The new trailer for London Has Fallen is pretty much a blueprint for how to make a silly disaster movie. There’s a highly improbable plot to bring a city to its knees. There’s one man who can save us all. There’s Morgan Freeman. And, of course, there is wanton destruction of beloved national monuments, in this case Trafalgar Square, The Houses of Parliament and Angela Bassett. Iconic landmarks are always tipping over in movies. Here are some of the most notable.
The Eiffel Tower – G.I. Joe: The Rise of Cobra
Such indignity suffered by such an elegant building. In Stephen Sommers’ thoroughly daft take on the super-soldier toy line, a baddy invents tiny robots that can devour anything. In the film’s key scene these tiny robots sink their little metal teeth into Paris’ favourite landmark, turning it to sludge in a storm of ropey CG. Zut alors.
The Millennium Bridge – Harry Potter and the Half-Blood Prince
In the moody opening to the sixth Harry Potter movie the Death Eaters, i.e. the bad wizards, are openly attacking London, smashing up shops and being very unkind to the unsuspecting muggles. They cap their assault by untangling the twisty Millennium Bridge.
The White House – Independence Day
Perhaps the most famous landmark destruction in cinematic history, it’s the perfect combination of digital and practical effects and the ideal way for the aliens to make very clear that they have not come in peace. They built an entire, intricately detailed model of the White House just to blow it up. God, we love films.

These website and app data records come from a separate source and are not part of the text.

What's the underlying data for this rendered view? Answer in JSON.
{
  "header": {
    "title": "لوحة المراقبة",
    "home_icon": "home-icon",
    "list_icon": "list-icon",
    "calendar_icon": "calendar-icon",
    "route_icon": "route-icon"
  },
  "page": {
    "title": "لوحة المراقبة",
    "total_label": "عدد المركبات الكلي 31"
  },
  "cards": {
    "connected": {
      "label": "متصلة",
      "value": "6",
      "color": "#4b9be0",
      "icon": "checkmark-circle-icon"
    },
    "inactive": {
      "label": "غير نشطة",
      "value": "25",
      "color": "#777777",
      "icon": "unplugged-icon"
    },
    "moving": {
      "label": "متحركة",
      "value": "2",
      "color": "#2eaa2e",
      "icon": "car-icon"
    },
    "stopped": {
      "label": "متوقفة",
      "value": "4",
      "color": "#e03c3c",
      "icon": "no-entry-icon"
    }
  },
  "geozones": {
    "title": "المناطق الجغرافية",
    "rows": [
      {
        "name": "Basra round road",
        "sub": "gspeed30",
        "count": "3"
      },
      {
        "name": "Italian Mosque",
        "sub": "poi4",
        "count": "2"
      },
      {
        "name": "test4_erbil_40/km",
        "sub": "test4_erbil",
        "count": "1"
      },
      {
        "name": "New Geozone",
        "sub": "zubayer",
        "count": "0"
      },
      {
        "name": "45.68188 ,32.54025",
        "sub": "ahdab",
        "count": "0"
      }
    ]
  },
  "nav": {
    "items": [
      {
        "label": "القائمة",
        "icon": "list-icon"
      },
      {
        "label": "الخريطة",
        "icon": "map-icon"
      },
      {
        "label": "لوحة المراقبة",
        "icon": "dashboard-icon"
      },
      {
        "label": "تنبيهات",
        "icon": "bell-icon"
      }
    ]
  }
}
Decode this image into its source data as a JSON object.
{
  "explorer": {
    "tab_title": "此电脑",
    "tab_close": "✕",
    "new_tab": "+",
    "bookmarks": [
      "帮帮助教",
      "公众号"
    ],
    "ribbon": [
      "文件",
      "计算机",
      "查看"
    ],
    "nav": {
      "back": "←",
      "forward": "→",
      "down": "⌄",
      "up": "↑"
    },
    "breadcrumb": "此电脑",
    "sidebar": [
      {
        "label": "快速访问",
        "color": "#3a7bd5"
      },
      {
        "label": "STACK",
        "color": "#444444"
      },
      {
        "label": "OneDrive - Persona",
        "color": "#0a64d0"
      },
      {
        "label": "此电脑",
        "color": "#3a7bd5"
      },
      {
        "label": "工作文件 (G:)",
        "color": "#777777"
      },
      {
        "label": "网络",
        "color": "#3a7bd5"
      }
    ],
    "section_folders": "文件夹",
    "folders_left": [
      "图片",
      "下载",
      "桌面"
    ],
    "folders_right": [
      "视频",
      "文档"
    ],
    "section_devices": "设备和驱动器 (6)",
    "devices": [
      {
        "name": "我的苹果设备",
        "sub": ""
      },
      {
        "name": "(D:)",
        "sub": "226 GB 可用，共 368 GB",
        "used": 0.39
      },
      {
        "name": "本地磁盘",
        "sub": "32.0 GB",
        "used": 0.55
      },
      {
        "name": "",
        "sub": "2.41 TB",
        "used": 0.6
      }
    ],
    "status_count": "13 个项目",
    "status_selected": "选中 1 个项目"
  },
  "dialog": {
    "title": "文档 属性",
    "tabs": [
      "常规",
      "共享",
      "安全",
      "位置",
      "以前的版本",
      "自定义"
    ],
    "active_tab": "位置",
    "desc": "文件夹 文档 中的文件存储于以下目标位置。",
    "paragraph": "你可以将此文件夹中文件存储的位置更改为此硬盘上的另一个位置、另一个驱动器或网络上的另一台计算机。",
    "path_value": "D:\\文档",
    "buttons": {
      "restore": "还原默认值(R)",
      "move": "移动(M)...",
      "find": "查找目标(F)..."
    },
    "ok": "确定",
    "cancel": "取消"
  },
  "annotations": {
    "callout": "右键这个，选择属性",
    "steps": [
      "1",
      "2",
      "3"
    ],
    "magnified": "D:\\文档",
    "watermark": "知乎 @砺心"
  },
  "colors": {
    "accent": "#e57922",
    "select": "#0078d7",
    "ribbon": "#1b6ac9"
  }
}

The Kremlin – Mission Impossible: Ghost Protocol
The Mission Impossible series has wrecked plenty of things in the name of entertainment: the Channel Tunnel, the Burj Khalifa, bits of the Vatican. It’s biggest mess was made, though, when the Kremlin was reduced to rubble by the bad guys in order to frame Tom Cruise and co. in the fourth Mission Impossible.
The London Eye – Fantastic Four: Rise of the Silver Surfer
In what felt like a weird sop to the London tourist board, the flabby second Fantastic Four movie spent an awful lot of time in the UK capital. There the superpowered quartet try to stop the London Eye tipping over and then go off for some bowling at the Trocadero, or something.
The Statue of Liberty – Cloverfield
This monster movie announced itself with a cracking teaser. A group of exceptionally good-looking young people are at a New Year’s Eve party when an explosion pulls them out onto the streets. As they stand terrified, the head of the Statue of Liberty crashes to the ground in front of them. the trailer ended with just a date, not even a title. Terrific.
Mount Rushmore – Superman II
Such a daft, fun throwaway gag. Zod and his sidekick villains fly past Mount Rushmore and zap its presidents so they show the faces of Zod and co instead. There’s one left over so they just turn poor old Abraham Lincoln into rubble.
The Golden Gate Bridge – It Came From Beneath The Sea
San Francisco’s landmark has been repeatedly subject to battery on film, failing to survive Superman, X-Men 3 and Monsters vs. Aliens. But our pick is 1955’s It Came From Beneath The Sea, in which a giant squid gives the bridge an overly enthusiastic hug, mostly because Ray Harryhausen’s stop-motion animation is eternally charming.
Grand Central Station – Armageddon
Most of New York gets a pasting in Michael Bay’s meteor-action spectacular. It’s particularly upsetting when the gorgeous Chrysler building gets beheaded. But look what he does to the lovely Grand Central Station. That’s going to play merry havoc with the train timetables.
The Vatican – 2012
Roland Emmerich (Independence Day, The Day After Tomorrow) obliterates the world again, this time using the excuse of a Mayan prophecy that the world would end in 2012. In a scene that is actually quite political if you think about it – telling the world’s religious that even their god cannot save them – Emmerich smushes the Vatican and all its frocked inhabitants.
The Sphinx – Team America: World Police
This is very low-tech, but that’s the point. Trey Parker and Matt Stone, creators of South Park, used marionettes for their comedy about terrorists and American jingoism. So when a couple of terrorists in a jeep careen into the face of the ancient Egyptian Sphinx it doesn’t cause a hail of digital debris. Its head just plops off.
The Colosseum – The Core
For all of its iconic monuments, Rome features rarely in disaster movies. Mostly forgettable early-00s pic The Core, in which the Earth’s core stops spinning, causing our weather to go haywire, had a good go at breaking Italy’s ancient city. The Colosseum is hit by so much lightning that it glows and then explodes. We’re not entirely clear on the science of that.